"The conversation never ends," Van Wagenen said of the Mets' safety protocols. "Reminding and reminders are constant. That goes from my chair to the coaching staff to the performance staff, and even the players to one another. They are mindful of what's going on around them."
The Mets on Thursday made their signing of catcher Bruce Maxwell official, inking him to a Minor League deal. Van Wagenen indicated that Maxwell could see time in the big leagues later this season.
"The catching position obviously is a valuable one, and one that when we were looking at the available options out there, Bruce is a guy that we've had interest in and have tracked in the past," the GM said. "We think that from a power standpoint, he provides some good insurance."
A career .240/.314/.347 hitter who has not appeared in the Majors since 2018, Maxwell will need time to ramp up at the Mets' alternate site in Brooklyn. The team could have a need in the coming weeks if a 40-man roster crunch forces them to designate either René Rivera or Tomás Nido for assignment.
From the trainer's room
Marcus Stroman (left calf tear) will throw live batting practice on Friday, facing hitters for the first time since landing on the IL. Stroman has been throwing off a mound with no issues, but he must prove he is able to field his position before the Mets will consider activating him. For now, they have no timeline for his return.
"The only way he knows how to play is full-throttle," Van Wagenen said. "We need to make sure that when he does show that burst, that we're not risking re-injury that would keep him out for a longer period of time. So far, so good."
Less serious is outfielder Jake Marisnick's left hamstring strain, which prevented him from playing at 100 percent over the first week of the season.

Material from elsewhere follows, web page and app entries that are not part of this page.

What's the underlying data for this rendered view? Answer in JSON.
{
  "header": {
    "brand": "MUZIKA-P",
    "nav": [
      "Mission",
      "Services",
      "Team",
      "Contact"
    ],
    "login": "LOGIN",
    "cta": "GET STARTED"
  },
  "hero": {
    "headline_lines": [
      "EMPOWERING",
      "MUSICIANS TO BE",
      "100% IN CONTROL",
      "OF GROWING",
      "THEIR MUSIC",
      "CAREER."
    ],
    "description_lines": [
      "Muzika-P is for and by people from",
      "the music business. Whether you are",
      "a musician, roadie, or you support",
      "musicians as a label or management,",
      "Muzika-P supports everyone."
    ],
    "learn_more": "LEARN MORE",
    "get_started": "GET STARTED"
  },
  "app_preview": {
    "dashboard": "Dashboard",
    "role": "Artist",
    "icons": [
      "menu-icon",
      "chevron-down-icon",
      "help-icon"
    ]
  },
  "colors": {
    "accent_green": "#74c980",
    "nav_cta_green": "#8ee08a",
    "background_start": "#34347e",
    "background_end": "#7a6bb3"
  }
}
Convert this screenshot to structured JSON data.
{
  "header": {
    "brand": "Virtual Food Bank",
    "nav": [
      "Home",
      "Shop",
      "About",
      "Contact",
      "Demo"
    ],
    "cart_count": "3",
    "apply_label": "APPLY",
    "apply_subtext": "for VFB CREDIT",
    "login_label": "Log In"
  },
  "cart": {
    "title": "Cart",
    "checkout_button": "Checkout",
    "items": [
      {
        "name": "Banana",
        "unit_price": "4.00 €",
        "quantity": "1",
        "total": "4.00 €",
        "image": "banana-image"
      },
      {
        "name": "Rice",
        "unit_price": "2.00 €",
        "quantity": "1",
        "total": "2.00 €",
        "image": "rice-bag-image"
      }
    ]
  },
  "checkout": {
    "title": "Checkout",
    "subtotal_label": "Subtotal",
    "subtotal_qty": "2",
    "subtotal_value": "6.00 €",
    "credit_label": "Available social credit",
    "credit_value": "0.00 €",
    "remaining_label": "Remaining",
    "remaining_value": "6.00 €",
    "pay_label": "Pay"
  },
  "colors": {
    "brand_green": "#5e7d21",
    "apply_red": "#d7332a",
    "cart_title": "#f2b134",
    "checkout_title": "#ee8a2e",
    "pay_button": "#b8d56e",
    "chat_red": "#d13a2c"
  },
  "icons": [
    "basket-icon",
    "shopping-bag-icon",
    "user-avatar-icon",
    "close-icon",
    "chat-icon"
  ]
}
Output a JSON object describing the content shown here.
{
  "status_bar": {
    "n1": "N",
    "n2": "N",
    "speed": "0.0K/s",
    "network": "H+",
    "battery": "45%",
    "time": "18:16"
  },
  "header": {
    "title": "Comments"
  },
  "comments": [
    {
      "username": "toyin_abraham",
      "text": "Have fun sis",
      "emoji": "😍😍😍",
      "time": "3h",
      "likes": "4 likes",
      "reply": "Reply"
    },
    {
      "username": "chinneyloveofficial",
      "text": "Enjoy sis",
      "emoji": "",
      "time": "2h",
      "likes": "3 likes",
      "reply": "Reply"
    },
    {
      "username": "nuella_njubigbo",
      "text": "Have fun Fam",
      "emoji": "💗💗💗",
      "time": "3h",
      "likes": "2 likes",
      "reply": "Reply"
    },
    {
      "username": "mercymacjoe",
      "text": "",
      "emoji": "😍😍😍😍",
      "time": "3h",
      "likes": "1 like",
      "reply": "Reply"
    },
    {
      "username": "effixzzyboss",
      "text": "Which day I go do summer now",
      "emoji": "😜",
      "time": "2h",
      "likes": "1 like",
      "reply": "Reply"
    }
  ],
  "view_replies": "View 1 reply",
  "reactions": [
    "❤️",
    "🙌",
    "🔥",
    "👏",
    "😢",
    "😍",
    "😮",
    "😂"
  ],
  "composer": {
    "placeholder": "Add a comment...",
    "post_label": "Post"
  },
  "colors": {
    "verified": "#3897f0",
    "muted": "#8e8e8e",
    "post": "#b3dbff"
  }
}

Van Wagenen indicated that Marisnick should be good to go when eligible to come off the IL on Aug. 8.
Anthony DiComo has covered the Mets for MLB.com since 2007. Follow him on Twitter @AnthonyDiComo, Instagram and Facebook.